- **DATA TO PROCESS**:
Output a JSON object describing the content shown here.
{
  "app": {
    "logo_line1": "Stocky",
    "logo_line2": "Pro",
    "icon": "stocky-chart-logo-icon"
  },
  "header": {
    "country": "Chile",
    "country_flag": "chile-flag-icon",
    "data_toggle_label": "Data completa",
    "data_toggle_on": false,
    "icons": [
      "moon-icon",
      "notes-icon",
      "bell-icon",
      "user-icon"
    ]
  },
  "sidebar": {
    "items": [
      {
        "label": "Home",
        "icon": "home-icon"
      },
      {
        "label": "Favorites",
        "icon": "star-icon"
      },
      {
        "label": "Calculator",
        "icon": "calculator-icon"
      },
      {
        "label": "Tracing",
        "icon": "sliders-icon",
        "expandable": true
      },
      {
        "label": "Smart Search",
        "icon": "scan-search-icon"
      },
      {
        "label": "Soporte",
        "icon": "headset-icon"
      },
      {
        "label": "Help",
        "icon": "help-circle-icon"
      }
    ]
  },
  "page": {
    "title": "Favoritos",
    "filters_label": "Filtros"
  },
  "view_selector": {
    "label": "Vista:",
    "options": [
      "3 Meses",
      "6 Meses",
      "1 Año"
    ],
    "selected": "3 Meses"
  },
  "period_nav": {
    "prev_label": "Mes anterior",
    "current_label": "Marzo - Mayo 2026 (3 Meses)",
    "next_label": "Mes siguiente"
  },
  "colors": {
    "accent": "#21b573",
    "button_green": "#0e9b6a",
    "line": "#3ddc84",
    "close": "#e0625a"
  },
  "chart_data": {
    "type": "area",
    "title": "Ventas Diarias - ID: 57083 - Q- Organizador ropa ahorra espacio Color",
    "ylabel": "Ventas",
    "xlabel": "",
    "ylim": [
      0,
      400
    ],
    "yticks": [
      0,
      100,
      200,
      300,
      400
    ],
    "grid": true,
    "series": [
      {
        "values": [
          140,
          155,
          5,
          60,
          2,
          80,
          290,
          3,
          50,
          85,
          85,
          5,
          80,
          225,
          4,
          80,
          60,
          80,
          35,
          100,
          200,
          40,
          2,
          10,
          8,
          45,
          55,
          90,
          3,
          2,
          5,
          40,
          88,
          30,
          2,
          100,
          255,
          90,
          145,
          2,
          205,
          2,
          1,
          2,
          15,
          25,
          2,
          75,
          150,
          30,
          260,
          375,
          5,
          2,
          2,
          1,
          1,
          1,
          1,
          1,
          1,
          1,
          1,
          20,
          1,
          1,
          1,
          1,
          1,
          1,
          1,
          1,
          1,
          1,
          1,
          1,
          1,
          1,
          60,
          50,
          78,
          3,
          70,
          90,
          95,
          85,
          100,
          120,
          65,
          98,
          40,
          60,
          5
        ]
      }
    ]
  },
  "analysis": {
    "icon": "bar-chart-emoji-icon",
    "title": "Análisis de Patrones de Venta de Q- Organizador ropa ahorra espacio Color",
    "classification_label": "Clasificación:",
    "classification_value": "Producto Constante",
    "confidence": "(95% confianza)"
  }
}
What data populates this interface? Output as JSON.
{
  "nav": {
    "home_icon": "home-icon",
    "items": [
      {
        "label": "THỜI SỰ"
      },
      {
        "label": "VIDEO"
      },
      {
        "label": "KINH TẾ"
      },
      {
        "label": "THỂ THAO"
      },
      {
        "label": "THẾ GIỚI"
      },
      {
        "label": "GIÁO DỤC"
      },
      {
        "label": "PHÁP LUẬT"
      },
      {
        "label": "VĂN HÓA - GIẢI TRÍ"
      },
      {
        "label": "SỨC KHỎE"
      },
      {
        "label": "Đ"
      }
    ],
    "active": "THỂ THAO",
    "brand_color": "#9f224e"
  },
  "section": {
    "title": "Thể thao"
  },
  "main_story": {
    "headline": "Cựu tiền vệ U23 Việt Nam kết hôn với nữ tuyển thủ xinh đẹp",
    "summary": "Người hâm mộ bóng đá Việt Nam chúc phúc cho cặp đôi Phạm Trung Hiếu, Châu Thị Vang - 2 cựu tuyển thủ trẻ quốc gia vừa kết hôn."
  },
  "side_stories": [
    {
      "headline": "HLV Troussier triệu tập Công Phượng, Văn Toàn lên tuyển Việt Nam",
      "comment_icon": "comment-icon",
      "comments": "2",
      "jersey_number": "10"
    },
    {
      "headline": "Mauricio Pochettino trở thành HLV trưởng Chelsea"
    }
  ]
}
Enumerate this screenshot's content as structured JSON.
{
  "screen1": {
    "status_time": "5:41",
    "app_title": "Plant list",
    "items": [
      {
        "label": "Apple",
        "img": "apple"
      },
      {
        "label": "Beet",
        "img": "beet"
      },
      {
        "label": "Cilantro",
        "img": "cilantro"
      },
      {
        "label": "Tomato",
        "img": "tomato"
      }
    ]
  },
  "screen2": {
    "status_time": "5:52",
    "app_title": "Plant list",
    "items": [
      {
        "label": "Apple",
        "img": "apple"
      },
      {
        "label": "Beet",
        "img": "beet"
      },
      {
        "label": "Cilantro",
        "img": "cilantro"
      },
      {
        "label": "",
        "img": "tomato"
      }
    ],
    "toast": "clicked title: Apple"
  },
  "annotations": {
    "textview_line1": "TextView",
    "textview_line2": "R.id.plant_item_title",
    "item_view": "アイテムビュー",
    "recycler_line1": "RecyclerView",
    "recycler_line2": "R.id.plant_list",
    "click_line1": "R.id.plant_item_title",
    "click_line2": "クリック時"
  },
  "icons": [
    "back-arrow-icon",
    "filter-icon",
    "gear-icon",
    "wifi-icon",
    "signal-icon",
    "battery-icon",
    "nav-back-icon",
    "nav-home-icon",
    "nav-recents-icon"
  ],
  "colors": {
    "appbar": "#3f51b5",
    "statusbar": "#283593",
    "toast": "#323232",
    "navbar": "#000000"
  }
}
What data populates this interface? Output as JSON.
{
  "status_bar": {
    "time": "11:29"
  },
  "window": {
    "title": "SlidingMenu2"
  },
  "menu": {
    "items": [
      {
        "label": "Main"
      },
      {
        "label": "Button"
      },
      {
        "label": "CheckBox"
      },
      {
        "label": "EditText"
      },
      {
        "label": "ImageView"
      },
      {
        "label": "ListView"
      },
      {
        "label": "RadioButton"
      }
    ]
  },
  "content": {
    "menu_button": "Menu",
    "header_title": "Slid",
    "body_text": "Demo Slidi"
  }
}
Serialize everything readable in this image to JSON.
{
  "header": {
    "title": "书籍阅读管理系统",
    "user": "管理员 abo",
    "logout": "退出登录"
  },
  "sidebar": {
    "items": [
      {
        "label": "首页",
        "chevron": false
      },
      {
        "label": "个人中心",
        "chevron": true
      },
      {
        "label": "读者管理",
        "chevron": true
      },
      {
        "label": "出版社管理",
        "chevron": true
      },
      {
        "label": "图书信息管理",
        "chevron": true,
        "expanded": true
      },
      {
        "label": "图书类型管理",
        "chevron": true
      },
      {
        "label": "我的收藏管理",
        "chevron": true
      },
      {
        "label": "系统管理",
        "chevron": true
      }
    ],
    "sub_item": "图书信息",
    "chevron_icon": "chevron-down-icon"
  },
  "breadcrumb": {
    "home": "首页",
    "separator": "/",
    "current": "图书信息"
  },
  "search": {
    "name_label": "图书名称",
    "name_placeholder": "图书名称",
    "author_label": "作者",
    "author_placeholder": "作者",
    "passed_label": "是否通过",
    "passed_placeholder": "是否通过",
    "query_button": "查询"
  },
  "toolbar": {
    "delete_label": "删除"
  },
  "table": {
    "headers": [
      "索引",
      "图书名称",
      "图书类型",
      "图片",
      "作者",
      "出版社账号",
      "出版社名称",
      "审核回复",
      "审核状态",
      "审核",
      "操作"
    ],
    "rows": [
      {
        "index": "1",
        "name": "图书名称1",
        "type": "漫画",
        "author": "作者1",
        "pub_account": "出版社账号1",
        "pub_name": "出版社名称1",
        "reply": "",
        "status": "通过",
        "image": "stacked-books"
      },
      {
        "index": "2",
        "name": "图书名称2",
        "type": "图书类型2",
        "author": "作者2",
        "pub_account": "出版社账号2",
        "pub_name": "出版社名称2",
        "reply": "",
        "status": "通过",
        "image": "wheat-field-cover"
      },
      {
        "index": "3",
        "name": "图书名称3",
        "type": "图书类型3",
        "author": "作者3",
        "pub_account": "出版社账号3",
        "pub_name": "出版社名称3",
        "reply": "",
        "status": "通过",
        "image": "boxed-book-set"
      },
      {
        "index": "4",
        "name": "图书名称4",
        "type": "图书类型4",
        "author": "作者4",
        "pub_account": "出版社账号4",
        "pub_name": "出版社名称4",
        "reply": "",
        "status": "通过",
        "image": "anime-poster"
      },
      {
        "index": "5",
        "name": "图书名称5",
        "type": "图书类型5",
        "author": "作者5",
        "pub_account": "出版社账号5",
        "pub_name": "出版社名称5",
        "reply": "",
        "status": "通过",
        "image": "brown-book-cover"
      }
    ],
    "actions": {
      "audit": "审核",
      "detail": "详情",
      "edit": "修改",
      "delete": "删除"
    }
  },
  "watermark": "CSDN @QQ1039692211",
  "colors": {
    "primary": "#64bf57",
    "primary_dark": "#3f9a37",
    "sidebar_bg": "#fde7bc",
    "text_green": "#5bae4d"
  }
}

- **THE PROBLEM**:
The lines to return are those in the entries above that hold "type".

- **EXPECTED ANSWER**:
    "type": "area",
        "type": "漫画",
        "type": "图书类型2",
        "type": "图书类型3",
        "type": "图书类型4",
        "type": "图书类型5",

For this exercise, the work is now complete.